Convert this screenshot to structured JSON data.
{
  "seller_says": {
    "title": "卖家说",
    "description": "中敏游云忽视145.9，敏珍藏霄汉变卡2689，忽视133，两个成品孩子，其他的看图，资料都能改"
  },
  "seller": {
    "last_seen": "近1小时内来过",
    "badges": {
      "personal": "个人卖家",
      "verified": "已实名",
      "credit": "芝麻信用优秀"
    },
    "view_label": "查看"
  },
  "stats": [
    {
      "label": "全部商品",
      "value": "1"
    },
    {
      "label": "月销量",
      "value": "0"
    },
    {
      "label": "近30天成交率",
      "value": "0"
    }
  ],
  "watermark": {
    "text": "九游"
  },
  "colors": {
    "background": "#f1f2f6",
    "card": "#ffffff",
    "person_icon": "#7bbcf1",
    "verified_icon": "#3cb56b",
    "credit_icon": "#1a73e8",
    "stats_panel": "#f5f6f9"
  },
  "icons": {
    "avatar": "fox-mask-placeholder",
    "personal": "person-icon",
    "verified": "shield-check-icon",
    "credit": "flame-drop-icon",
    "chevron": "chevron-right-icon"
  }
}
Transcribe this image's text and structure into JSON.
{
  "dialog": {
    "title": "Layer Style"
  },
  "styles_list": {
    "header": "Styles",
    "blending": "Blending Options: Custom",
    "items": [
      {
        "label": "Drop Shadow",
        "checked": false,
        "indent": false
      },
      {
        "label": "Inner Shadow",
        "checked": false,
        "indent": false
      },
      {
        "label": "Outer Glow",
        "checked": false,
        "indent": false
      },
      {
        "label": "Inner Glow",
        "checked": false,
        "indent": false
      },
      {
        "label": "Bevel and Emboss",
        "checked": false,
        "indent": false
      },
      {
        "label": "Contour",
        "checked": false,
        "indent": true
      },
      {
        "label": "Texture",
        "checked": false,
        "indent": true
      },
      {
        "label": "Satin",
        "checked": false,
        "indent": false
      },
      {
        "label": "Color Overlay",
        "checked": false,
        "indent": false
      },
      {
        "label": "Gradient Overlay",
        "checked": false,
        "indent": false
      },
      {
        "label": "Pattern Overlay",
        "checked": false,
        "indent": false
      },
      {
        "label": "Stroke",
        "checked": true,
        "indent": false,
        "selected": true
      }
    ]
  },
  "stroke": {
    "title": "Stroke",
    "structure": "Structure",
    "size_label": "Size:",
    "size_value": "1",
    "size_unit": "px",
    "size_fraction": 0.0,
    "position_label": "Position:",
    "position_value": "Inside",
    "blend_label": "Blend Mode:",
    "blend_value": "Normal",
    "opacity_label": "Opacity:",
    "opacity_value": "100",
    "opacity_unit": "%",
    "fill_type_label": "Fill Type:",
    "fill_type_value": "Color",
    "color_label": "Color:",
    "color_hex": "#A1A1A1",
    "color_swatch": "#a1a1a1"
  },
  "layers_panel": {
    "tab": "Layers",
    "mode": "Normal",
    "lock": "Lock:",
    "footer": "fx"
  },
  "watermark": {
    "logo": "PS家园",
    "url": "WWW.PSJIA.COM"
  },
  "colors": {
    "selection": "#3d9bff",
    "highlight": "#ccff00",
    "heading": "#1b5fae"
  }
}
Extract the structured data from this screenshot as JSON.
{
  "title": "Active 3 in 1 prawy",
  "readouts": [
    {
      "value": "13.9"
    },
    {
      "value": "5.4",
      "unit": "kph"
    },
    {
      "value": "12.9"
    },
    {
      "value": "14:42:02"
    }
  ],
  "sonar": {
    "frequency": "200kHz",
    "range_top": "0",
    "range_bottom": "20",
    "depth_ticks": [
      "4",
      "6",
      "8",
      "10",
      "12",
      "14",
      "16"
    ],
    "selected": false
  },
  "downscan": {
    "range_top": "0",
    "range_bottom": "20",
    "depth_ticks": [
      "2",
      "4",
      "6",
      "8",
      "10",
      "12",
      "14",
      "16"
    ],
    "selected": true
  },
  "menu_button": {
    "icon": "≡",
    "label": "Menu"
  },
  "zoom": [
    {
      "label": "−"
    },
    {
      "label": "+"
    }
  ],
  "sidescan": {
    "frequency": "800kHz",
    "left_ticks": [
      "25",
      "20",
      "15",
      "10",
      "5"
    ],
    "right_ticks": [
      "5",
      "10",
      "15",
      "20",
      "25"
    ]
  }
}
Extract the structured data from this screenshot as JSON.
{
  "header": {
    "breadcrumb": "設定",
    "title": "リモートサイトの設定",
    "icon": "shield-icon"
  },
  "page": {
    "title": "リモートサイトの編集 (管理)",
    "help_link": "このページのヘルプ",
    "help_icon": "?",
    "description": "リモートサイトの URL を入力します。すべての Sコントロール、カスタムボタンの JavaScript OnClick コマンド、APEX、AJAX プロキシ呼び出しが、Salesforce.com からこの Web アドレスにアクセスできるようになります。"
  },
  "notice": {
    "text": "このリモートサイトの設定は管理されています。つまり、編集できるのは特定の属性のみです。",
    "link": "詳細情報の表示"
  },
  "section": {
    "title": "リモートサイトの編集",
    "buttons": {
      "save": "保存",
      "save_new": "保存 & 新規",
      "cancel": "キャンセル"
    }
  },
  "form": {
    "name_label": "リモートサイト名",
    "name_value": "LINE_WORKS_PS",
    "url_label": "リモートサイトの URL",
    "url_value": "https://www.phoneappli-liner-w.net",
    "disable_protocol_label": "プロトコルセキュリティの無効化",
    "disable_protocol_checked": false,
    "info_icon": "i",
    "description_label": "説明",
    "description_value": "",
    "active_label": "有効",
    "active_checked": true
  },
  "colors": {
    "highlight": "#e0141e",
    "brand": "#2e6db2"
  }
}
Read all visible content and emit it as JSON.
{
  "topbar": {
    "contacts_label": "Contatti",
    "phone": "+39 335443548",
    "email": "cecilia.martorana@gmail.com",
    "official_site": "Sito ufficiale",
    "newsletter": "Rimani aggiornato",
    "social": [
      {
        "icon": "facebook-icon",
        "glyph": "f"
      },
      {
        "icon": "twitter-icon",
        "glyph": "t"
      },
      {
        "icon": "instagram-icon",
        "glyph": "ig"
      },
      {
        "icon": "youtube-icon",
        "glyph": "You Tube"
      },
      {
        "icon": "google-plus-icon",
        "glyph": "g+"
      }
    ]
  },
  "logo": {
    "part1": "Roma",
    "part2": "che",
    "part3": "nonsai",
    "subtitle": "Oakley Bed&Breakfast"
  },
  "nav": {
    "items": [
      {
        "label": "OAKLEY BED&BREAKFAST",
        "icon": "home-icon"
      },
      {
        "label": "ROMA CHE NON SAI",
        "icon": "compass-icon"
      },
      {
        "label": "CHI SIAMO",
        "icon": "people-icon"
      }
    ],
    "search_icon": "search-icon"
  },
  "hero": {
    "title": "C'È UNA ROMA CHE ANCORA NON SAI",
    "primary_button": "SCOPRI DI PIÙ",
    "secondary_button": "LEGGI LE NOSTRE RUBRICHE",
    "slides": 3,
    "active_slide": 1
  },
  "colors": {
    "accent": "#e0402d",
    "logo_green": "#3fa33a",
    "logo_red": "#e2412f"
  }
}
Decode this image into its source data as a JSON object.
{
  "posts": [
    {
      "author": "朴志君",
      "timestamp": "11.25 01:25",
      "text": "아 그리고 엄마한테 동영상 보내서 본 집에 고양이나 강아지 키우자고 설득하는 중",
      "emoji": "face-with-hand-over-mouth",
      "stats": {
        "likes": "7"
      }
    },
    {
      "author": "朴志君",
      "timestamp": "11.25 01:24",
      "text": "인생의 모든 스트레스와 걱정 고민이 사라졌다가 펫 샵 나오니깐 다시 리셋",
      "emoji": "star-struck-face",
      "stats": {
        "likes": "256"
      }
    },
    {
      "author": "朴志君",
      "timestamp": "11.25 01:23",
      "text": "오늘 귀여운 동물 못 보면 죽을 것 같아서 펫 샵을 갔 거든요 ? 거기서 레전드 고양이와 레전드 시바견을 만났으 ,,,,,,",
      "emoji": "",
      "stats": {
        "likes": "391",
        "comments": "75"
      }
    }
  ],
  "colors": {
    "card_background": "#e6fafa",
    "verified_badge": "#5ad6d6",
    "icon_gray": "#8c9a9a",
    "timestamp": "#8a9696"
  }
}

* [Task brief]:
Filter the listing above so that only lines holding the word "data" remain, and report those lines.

* [Solution to this exercise]:
Convert this screenshot to structured JSON data.
Extract the structured data from this screenshot as JSON.
Extract the structured data from this screenshot as JSON.
Decode this image into its source data as a JSON object.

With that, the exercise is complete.